The monitors grabbed the coils off my neck and stuck them into the machines.
"This guy’s pretty good.” I heard one of them say. “For a straw boss he uses his head. He doesn’t spill coffee over the tape. Wet tape drives me crazy.”
“And he doesn’t smoke a pipe like the other boss,” another man said. “That hot tobacco makes too many holes in the tape.”
I was glad to escape from the bewildering noise to the quietude of the make-up department. A man who had been studying a racing form glanced at my white shirt. Immediately he picked up an armful of proofs and began running all over the place. Then he put the proofs back on a table. A janitor picked them up and shoved them into his truck of waste paper.
“Good morning,” I said to the janitor. “How’s your family?” “Very good, thank you,” he replied with a Polish accent. “My little girl is sick, got the flu, but everything else is very good, thank you.”
And, with a huge broom, be began to sweep vigorously.

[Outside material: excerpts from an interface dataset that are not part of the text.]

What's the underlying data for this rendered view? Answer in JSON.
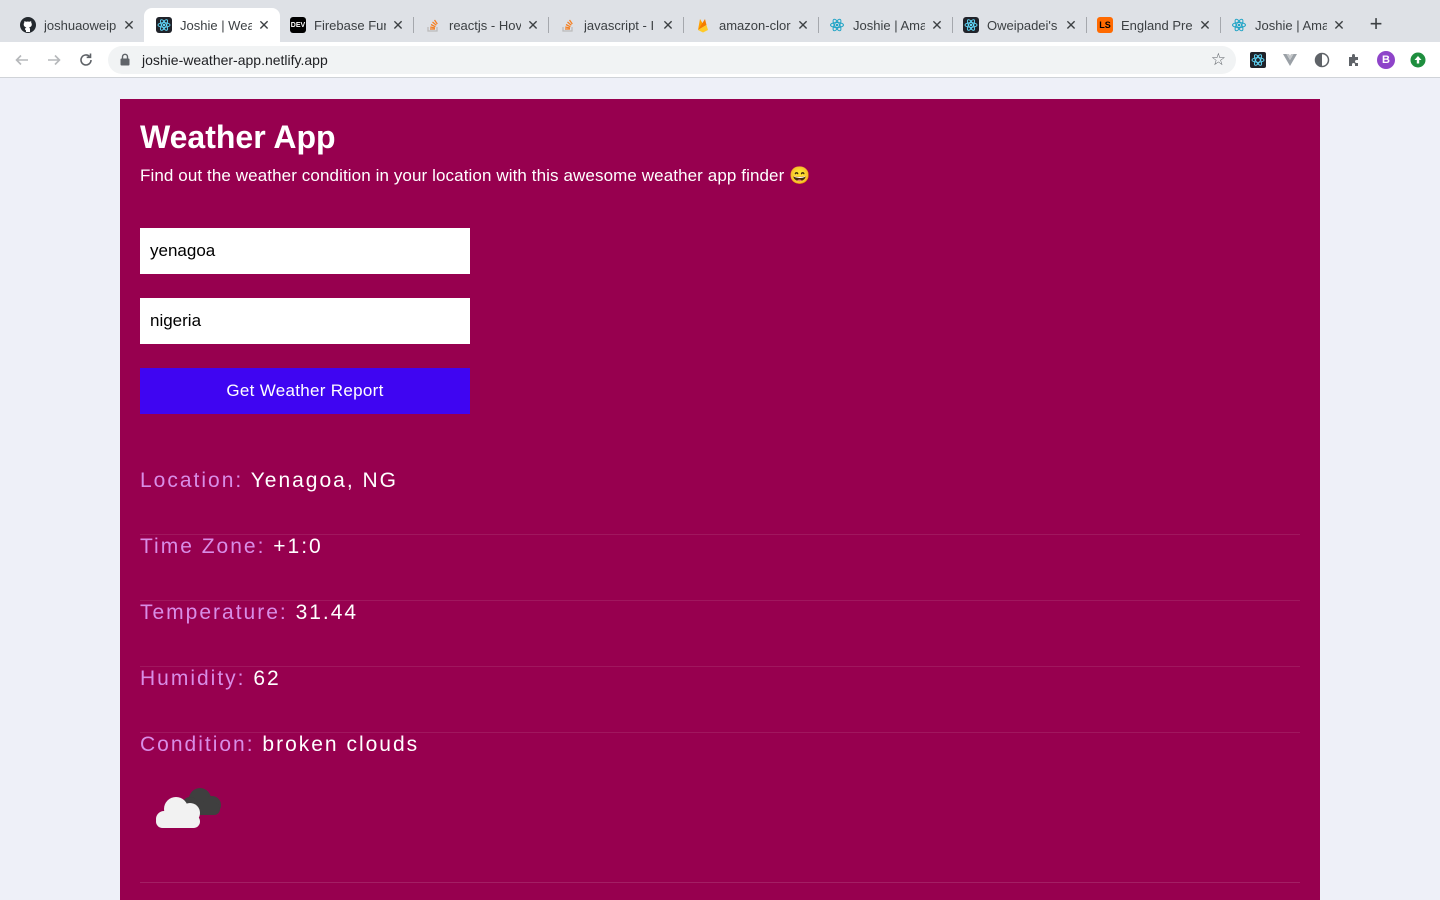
{
  "browser": {
    "tabs": [
      {
        "title": "joshuaoweip",
        "favicon": "github-icon",
        "active": false
      },
      {
        "title": "Joshie | Wea",
        "favicon": "react-icon",
        "active": true
      },
      {
        "title": "Firebase Fur",
        "favicon": "dev-icon",
        "active": false
      },
      {
        "title": "reactjs - Hov",
        "favicon": "stackoverflow-icon",
        "active": false
      },
      {
        "title": "javascript - I",
        "favicon": "stackoverflow-icon",
        "active": false
      },
      {
        "title": "amazon-clor",
        "favicon": "firebase-icon",
        "active": false
      },
      {
        "title": "Joshie | Ama",
        "favicon": "react-icon",
        "active": false
      },
      {
        "title": "Oweipadei's",
        "favicon": "react-icon",
        "active": false
      },
      {
        "title": "England Pre",
        "favicon": "livescore-icon",
        "active": false
      },
      {
        "title": "Joshie | Ama",
        "favicon": "react-icon",
        "active": false
      }
    ],
    "dev_favicon_text": "DEV",
    "url": "joshie-weather-app.netlify.app",
    "profile_initial": "B"
  },
  "app": {
    "title": "Weather App",
    "subtitle": "Find out the weather condition in your location with this awesome weather app finder 😄",
    "city_value": "yenagoa",
    "country_value": "nigeria",
    "submit_label": "Get Weather Report",
    "results": {
      "location_label": "Location:",
      "location_value": "Yenagoa, NG",
      "timezone_label": "Time Zone:",
      "timezone_value": "+1:0",
      "temperature_label": "Temperature:",
      "temperature_value": "31.44",
      "humidity_label": "Humidity:",
      "humidity_value": "62",
      "condition_label": "Condition:",
      "condition_value": "broken clouds"
    },
    "condition_icon": "broken-clouds-icon"
  },
  "colors": {
    "card_bg": "#97004f",
    "button_bg": "#3f05f2",
    "label_color": "#d88de6",
    "page_bg": "#eef0f8"
  }
}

Then I noticed a peculiar phenomenon. Three men, forming a bucket brigade, were moving galley after galley of type from cabinet 62 to cabinet 39. Meanwhile another bucket brigade was moving galleys from 39 back to 62. Each of the brigades was under the supervision of a white-shirted straw boss.
“Why are you going in circles?” I asked one of the executives. “You’re nullifying each other.”
“That’s our standard operating procedure,” he told me. “Two executives for every job. One corrects the mistakes of the other. Do you realize what would happen if we had only one executive for the job? We’d have chaos.”
“That type looks dusty,” I said.
“It’s five years old,” he replied. “It’s really dead metal.”
“Then why do you keep moving it back and forth? Why don’t you dump it?”
One of the workers stopped and stood glaring at my white shirt. He picked up the wall phone and called some kind of labor office.
A burly man came charging in on me.
“A new boss, aren’t you?” he yelled. “Pushing your weight around already. Trying to throw people out of work. Our contract says that we’ve got jurisdiction over that type and …”
“Aw hell,” I said. And I went outside to buy a blue shirt. I tossed my white shirt into a trash can. Why should I let a white shirt give me an ulcer?
As soon as a boss spotted my blue shirt he led me to the linotype department. He gave me a style sheet and told me to take machine number 27.
“We expect 80 lines an hour,” he said sternly, “and not more than five errors to a galley.”
So I sat down and set type.
A few hours later I noticed that somebody was standing behind me.
He wore a white shirt and carried a clipboard. He glanced at his wrist watch.
I worked faster.
I still don’t know who the hell he was.